    It's got good tones and is very conventional in it's look. Grain is kinda big. Compared to the Kodak, it's very sensitive to processing; easy to get pinholes from strong fixer or stop. I have settled on using tf4 fixer as the kodak fixer was causing me pinholes. I have had some quality problems in 8x10; it's good but not perfect as we'd expect from Kodak/Ilford/Fuji.

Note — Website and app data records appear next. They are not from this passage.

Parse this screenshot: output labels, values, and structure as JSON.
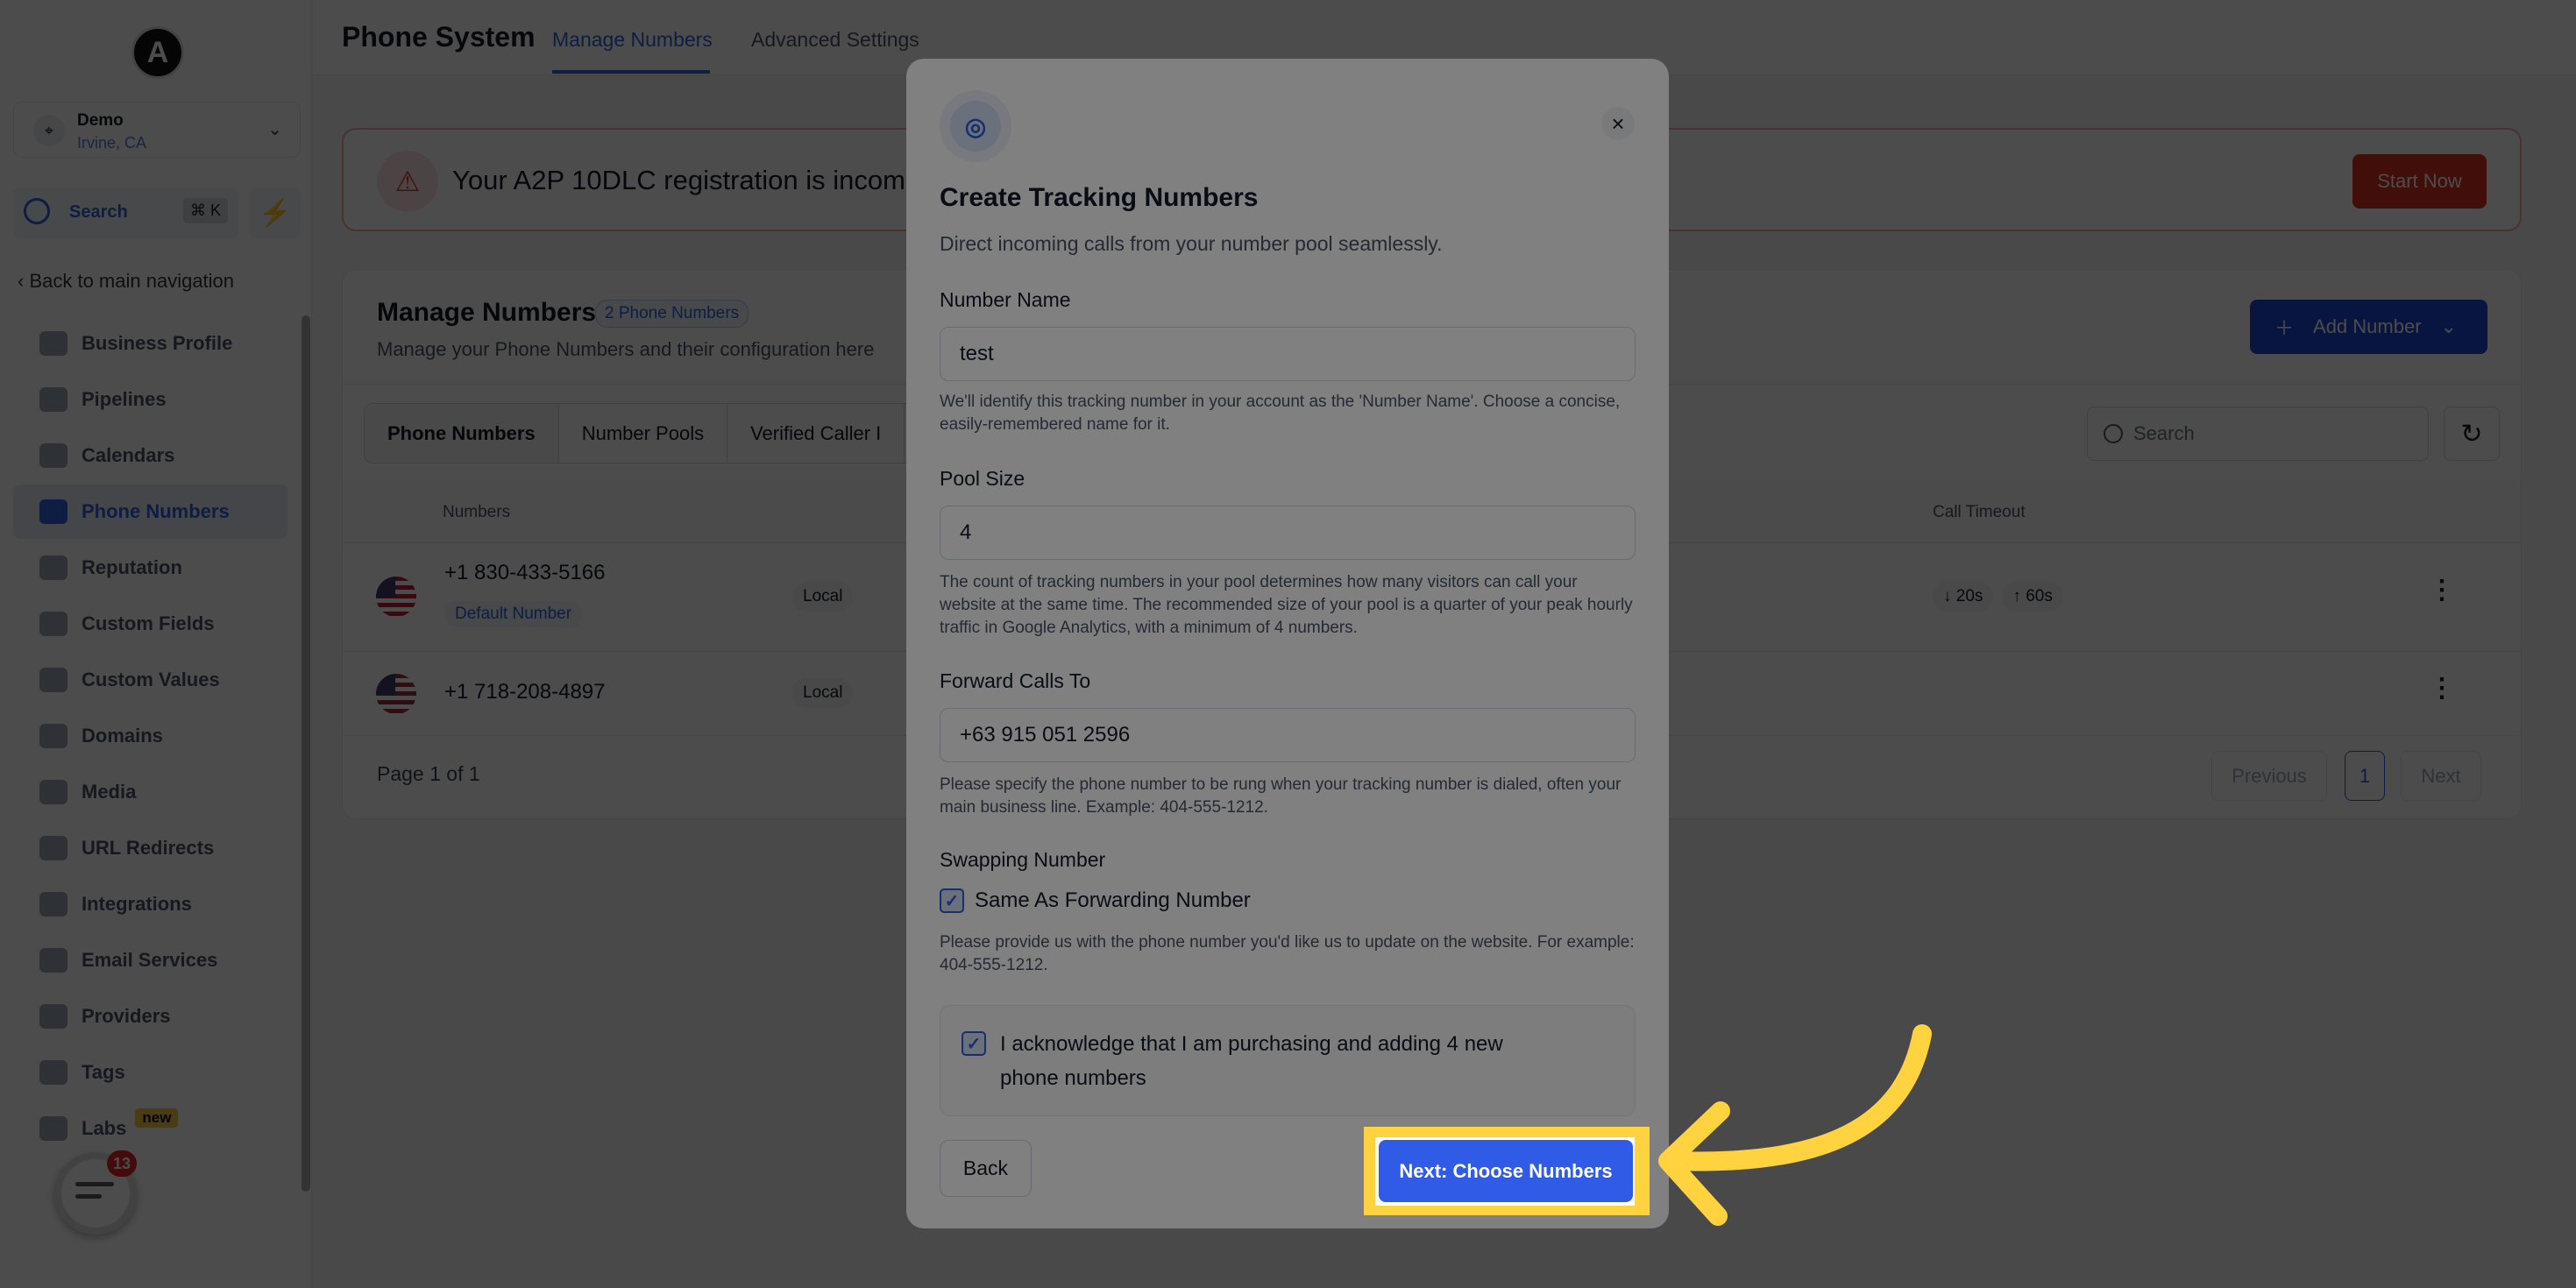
{
  "sidebar": {
    "logo": "A",
    "account_name": "Demo",
    "account_location": "Irvine, CA",
    "search_label": "Search",
    "search_shortcut": "⌘ K",
    "back_label": "Back to main navigation",
    "items": [
      {
        "label": "Business Profile"
      },
      {
        "label": "Pipelines"
      },
      {
        "label": "Calendars"
      },
      {
        "label": "Phone Numbers",
        "active": true
      },
      {
        "label": "Reputation"
      },
      {
        "label": "Custom Fields"
      },
      {
        "label": "Custom Values"
      },
      {
        "label": "Domains"
      },
      {
        "label": "Media"
      },
      {
        "label": "URL Redirects"
      },
      {
        "label": "Integrations"
      },
      {
        "label": "Email Services"
      },
      {
        "label": "Providers"
      },
      {
        "label": "Tags"
      },
      {
        "label": "Labs",
        "badge": "new"
      }
    ],
    "chat_badge": "13"
  },
  "header": {
    "title": "Phone System",
    "tabs": [
      {
        "label": "Manage Numbers",
        "active": true
      },
      {
        "label": "Advanced Settings"
      }
    ]
  },
  "alert": {
    "text": "Your A2P 10DLC registration is incomp",
    "button": "Start Now"
  },
  "manage": {
    "title": "Manage Numbers",
    "count_badge": "2 Phone Numbers",
    "subtitle": "Manage your Phone Numbers and their configuration here",
    "add_button": "Add Number",
    "tabs": [
      "Phone Numbers",
      "Number Pools",
      "Verified Caller I"
    ],
    "search_placeholder": "Search",
    "columns": {
      "numbers": "Numbers",
      "call_timeout": "Call Timeout"
    },
    "rows": [
      {
        "number": "+1 830-433-5166",
        "default_badge": "Default Number",
        "type": "Local",
        "timeout_in": "20s",
        "timeout_out": "60s"
      },
      {
        "number": "+1 718-208-4897",
        "type": "Local"
      }
    ],
    "pagination": {
      "label": "Page 1 of 1",
      "previous": "Previous",
      "current": "1",
      "next": "Next"
    }
  },
  "modal": {
    "title": "Create Tracking Numbers",
    "subtitle": "Direct incoming calls from your number pool seamlessly.",
    "number_name": {
      "label": "Number Name",
      "value": "test",
      "help": "We'll identify this tracking number in your account as the 'Number Name'. Choose a concise, easily-remembered name for it."
    },
    "pool_size": {
      "label": "Pool Size",
      "value": "4",
      "help": "The count of tracking numbers in your pool determines how many visitors can call your website at the same time. The recommended size of your pool is a quarter of your peak hourly traffic in Google Analytics, with a minimum of 4 numbers."
    },
    "forward": {
      "label": "Forward Calls To",
      "value": "+63 915 051 2596",
      "help": "Please specify the phone number to be rung when your tracking number is dialed, often your main business line. Example: 404-555-1212."
    },
    "swapping": {
      "label": "Swapping Number",
      "checkbox": "Same As Forwarding Number",
      "checked": true,
      "help": "Please provide us with the phone number you'd like us to update on the website. For example: 404-555-1212."
    },
    "acknowledge": {
      "text": "I acknowledge that I am purchasing and adding 4 new phone numbers",
      "checked": true
    },
    "back_button": "Back",
    "next_button": "Next: Choose Numbers"
  },
  "colors": {
    "accent": "#2f5be7",
    "highlight": "#ffd23f",
    "danger": "#d92d20"
  }
}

    Compared to Tmax400, it it shows freckles better on people. It's like the tmy2 was yellow filtered or something. I generally shoot Arista/Foma100 at 64 and develop it in pyrocat-hd 1:1:100 like I do tmax. When I run out, I'll probably get some Ilford film for the lower speed option to go along with my hoard of tmy2. It's not much more money for perfect film. At least in the US, Ilford has a price advantage over Kodak/Fuji and it's always good quality.